Permission to create freely, to escape what is no longer safe and to stop bearing responsibility for
things done to her, not by her. As Mayfield sings on the title track, “the sorry is gone.” Indeed, it is;
kicked to the curb with every strum of her guitar.

Written in the years since her last solo LP, Make My Head Sing, in 2014, and her 2015 collaboration
with Seth Avett, Seth Avett and Jessica Lea Mayfield Sing Elliott Smith, Sorry Is Gone became the
soundtrack to a highly personal and traumatic story. The Ohio-born Mayfield was quietly enduring
years of domestic abuse, smiling and touring while she hid a brewing tempest – and the bruises, too.
But lyrics don’t lie even as bruises fade, and they started to tell the tale of her marriage before she
was even able to; songs often dark and dangerous and ready to confront and claim her life. Written 
primarily on an acoustic baritone guitar – out of necessity at first, in her thin-walled apartment –
Mayfield started to process the years of hurt and uncertainly through words and melodies that helped
her see the light in the darkness.

Though much of Make My Head Sing was written music-first, Sorry Is Gone began with those lyrics,
and, so often, a path forward unfolded itself as the songs formed. “The cold hard truth is you love me
too much,” she sings on “Meadow,” a moody, echoey moment about finally realizing someone’s true
colors. “The cold hard truth is you couldn’t love me enough.” It’s a brutal line from someone who
refuses to be victimized. Evoking the pathos of nineties grunge, the folk confessions of her idol,
Smith, and the cool blasé of bands like Luscious Jackson, the tracks that comprise Sorry Is Gone
aren’t devised to make anyone comfortable but herself – but they are there to help share an
emotional journal and a certain kind of healing that can only come through music.

“I have to sing about things and write about things that have happened to me as therapy,” says
Mayfield, who shaped so many of these songs in the isolation of the small apartment she shared
with her husband while their marriage fell apart in her hands – in many ways, those songs pointed to
the way out before she could get there herself. “That’s what connects me to other music I listen to. I
want music to make me feel things.
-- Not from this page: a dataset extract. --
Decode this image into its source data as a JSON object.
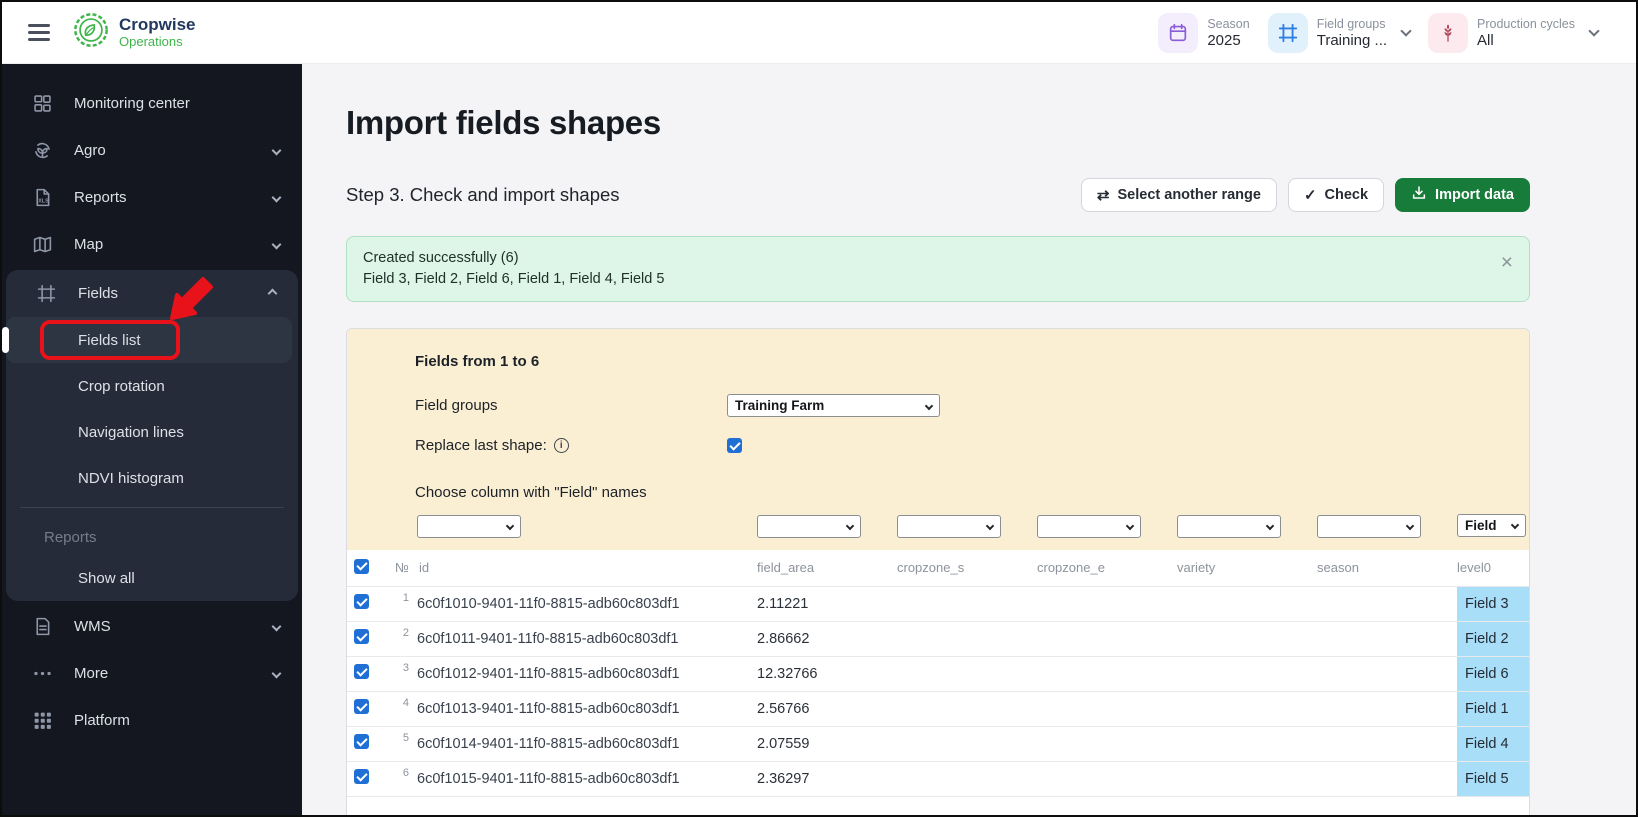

This is my inner dialogue, and my chance to get the last word.”

Recorded with Agnello at Water Music and Electric Lady Studios, Mayfield recruited a stellar group
of musicians for Sorry Is Gone, including Avett on backing vocals and keys, drummer Steve Shelley
(Sonic Youth, Sun Kil Moon), bassist Emil Amos (Grails, Holy Sons), guitarist Cameron Deyell (Sia,
Streets of Laredo) and Patrick Damphier (The Mynabirds, Field Days, who produced and played on
“Offa My Hands”). Together, they worked to create an ominous take on love, where hope can exist
among heartbreak and the end is only as finite as we make it to be. On songs like the title track and
“Bum Me Out,” Mayfield bends the angelic notes of her voice over off-kilter orchestration, building an
environment of warrior-style triumph; on “Safe 2 Connect 2,” she takes stock of the digital world to a
haunting, acoustic backdrop that gives a subtle ode to her bluegrass roots.

“Been though hell, there’s no telling what might happen in my future,” she sings. “All I can do is be
thankful for each moment that’s my own.”

Mayfield has paved an unconventional lifestyle – playing in her family’s bluegrass band since the
age of eight, she didn’t have any traditional schooling and released her first album at the age of
fifteen, when she was discovered by Dan Auerbach of the Black Keys. Influenced by everything from
that mountain sound to the modern garage, Mayfield has been able to come at songwriting from a
pure perspective, lead more by her heart than any textbook. It’s what makes the tracks of Sorry Is
Gone so striking and visceral – there is no filter on the emotions, no rulebook and certainly no
excuses for anything she’s been through or the candor she fires.

“I’m not going to bite my lip on anything,” she says. “If there is one thing I am going to do, it’s talk
and sing about what I want to. No one is going to manipulate me.”

The sorry is gone, once and for all – and Sorry Is Gone is a permission slip for anyone who wants to
stop apologizing for others, and start living for themselves.


October 26, 2017
8:00 pm - 11:00 pm